16 June 2016

UPDATE: I finally merged both blogs, so this blog post doesn’t make sense. I prefer Hugo to JBake but because I’ve been doing more Java/Groovy development, I will stay with JBake.

Well, this is embarrassing. I’m launching another blog!. Why?. Some time ago I’ve started to write a blog, in the beginning for corporate news but it has become a place where to write or document interesting things I do in my work, most of them related to Java, Groovy and Oracle technologies. The blog is generated with JBake with the gradle plugin, I like to use related technologies and I’m quite happy with the result, but to be honest, I don’t write frequently.

Six months ago I’ve started to learn and use Go. I was very impressed with the simplicity of the language and I’ve started to read a lot of articles, books, etc., watch videos and develop some projects. I discovered Hugo, a site generator similar to JBake but written in Go. I was tempted to migrate my previous blog, but today I’m going to continue writing about not Go subjects, so it’s simpler to open a new one only for Go, bots, DevOps, concurrency and perfomance. In another post I will write more about Go and why I find it so interesting.

As the first post, let’s see how to configure Hugo. I’ve to say it was really easy, I really impressed with piece of software. I can compare with other site generators as Jekyll, Hexo or JBake, and I have to say Hugo is my favourite.

First of all, I’ve created a new repo in my Gihub account and cloned it in my laptop:

git clone git@github.com:antonmry/antonmry.github.io.git
cd antonmry.github.io

Because I’m going to use my github user page, the source code of the page must be in master branch. For your Hugo code, you can have a separate repo or just a different branch. I choose the second option with a branch named source, I prefer it in that way, it’s simpler and this is the main difference with the procedure you can find in the excellent Hugo documentation:

git checkout -b source
git push -u origin source

Inside the source code folder, we are going to create a folder linking to the master branch:

git subtree add --prefix=public git@github.com:antonmry/antonmry.github.io.git master --squash
git subtree pull --prefix=public git@github.com:antonmry/antonmry.github.io.git master

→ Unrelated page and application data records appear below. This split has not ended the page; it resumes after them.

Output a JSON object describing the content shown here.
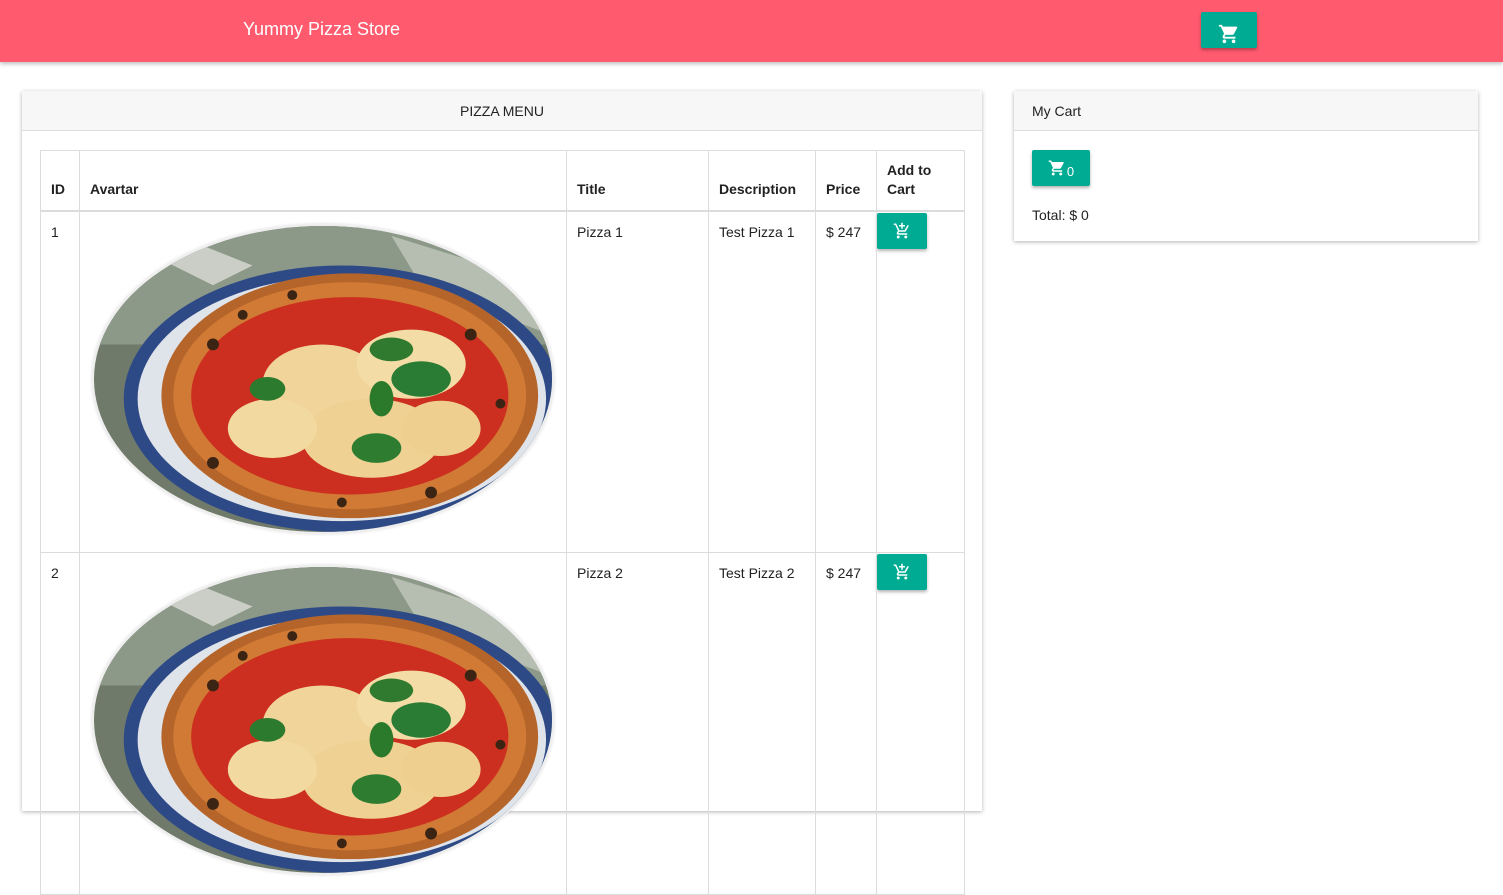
{
  "header": {
    "brand": "Yummy Pizza Store",
    "cart_icon": "cart-icon"
  },
  "menu": {
    "title": "PIZZA MENU",
    "columns": [
      "ID",
      "Avartar",
      "Title",
      "Description",
      "Price",
      "Add to Cart"
    ],
    "rows": [
      {
        "id": "1",
        "title": "Pizza 1",
        "description": "Test Pizza 1",
        "price": "$ 247",
        "add_icon": "add-to-cart-icon"
      },
      {
        "id": "2",
        "title": "Pizza 2",
        "description": "Test Pizza 2",
        "price": "$ 247",
        "add_icon": "add-to-cart-icon"
      }
    ]
  },
  "cart": {
    "title": "My Cart",
    "count": "0",
    "total": "Total: $ 0"
  },
  "colors": {
    "navbar": "#ff5a6e",
    "accent": "#00ab94"
  }
}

It’s time to generate the site. First you have to install Hugo, plenty of options in the the Hugo website. I’ve chosen the Fedora package, updates will be easier.

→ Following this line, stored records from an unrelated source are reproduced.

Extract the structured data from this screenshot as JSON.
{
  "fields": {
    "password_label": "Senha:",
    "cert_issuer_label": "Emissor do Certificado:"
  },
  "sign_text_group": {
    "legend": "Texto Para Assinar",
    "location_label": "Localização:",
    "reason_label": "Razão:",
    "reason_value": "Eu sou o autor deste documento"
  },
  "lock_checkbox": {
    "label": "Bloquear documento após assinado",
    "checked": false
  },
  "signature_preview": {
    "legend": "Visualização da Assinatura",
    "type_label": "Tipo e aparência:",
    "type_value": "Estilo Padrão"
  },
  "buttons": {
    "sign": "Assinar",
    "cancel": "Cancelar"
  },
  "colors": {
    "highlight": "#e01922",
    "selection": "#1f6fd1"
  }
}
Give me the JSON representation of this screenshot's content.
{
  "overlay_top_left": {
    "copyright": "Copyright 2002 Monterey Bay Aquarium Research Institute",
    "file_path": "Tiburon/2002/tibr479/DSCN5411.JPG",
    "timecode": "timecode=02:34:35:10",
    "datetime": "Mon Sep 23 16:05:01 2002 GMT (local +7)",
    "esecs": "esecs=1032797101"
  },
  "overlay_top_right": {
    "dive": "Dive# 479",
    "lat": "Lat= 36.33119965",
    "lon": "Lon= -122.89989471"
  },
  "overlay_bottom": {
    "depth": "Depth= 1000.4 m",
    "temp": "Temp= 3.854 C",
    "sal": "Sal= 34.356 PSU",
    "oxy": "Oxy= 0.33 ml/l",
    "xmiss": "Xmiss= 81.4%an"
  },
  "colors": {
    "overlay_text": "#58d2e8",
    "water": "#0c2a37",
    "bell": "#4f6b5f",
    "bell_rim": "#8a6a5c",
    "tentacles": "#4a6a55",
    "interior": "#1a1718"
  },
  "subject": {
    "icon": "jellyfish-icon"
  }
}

hugo new site antonmry.github.io
mv antonmry.github.io/* .
rm -r antonmry.github.io

Choose your theme, there are very nice options, I’ve chosen beatifulhugo:

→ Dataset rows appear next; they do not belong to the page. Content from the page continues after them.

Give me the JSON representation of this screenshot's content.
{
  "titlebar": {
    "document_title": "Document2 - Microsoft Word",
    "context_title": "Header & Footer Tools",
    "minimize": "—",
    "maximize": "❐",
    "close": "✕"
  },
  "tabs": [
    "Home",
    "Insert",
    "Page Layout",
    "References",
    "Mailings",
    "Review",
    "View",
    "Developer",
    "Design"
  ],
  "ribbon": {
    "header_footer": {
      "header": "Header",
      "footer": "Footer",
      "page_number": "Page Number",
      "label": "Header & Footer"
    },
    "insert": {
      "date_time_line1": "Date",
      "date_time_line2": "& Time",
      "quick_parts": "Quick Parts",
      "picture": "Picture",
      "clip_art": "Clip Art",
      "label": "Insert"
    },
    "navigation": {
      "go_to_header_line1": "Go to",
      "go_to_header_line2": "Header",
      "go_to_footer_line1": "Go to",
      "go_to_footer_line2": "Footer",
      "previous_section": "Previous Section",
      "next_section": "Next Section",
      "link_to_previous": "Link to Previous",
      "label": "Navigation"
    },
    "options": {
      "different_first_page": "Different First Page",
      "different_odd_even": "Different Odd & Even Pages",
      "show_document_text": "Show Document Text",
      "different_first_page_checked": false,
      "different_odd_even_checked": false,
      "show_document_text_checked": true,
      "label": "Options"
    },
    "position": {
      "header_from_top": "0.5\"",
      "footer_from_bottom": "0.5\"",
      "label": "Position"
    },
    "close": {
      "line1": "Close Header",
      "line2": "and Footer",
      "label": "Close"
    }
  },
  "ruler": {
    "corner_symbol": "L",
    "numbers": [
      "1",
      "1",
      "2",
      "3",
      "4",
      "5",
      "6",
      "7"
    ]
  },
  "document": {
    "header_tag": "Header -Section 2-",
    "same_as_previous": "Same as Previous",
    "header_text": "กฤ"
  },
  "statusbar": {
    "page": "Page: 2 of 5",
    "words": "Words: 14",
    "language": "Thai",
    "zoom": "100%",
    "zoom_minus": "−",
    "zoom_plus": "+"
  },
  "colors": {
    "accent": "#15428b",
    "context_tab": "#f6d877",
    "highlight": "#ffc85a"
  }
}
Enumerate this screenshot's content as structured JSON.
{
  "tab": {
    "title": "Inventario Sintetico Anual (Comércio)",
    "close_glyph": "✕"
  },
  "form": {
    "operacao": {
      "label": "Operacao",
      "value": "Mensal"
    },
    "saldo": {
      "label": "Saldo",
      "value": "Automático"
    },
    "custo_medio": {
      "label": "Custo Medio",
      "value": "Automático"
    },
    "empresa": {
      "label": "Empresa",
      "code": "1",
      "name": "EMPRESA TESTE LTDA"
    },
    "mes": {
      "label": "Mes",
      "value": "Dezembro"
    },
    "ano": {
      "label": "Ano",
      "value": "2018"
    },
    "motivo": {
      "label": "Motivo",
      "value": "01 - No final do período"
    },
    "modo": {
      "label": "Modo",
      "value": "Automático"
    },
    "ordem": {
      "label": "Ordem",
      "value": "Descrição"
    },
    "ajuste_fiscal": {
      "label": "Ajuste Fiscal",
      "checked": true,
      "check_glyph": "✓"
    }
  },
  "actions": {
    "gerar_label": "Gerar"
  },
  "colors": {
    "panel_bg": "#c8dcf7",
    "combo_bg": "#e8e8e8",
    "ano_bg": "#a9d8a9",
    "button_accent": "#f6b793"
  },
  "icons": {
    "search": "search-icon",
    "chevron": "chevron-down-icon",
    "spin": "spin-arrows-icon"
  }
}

cd themes
git clone https://github.com/halogenica/Hugo-BeautifulHugo.git beautifulhugo
cd ..
echo "theme = \"beautifulhugo\"" >> config.toml

Create your first blog and start the server:

hugo new post/hugo-site-created.md
hugo server --buildDrafts

Open in your browser http://localhost:1313/ and enjoy your first post with Hugo ;-)

Let’s move the post from draft to publised: edit the file content/post/hugo-site-created.md and change the draft line from true to false if exists.

Now it’s time to upload it to Gihub and make it public:

git add -A
git commit -m "Initial version"
git push
git subtree push --prefix=public git@github.com:antonmry/antonmry.github.io.git master

Oh, really, can it be so easy?. Just go to https://antonmry.github.io (or your equivalent site)

I was thinking in create a travis job to do the publishing in master (I did it before for jbake) but to be honest, this method is simple enough. I’ve added to my .bash_alias the last command and that’s all I need.


PS: if you do a rebase in source, you will need to do it a bit more tricky to push to master because you can’t use --force with the subtree option:

git push origin `git subtree split --prefix public source`:master --force

More info can be found in Stackoverflow Git subtree - subtree up-to-date but can’t push.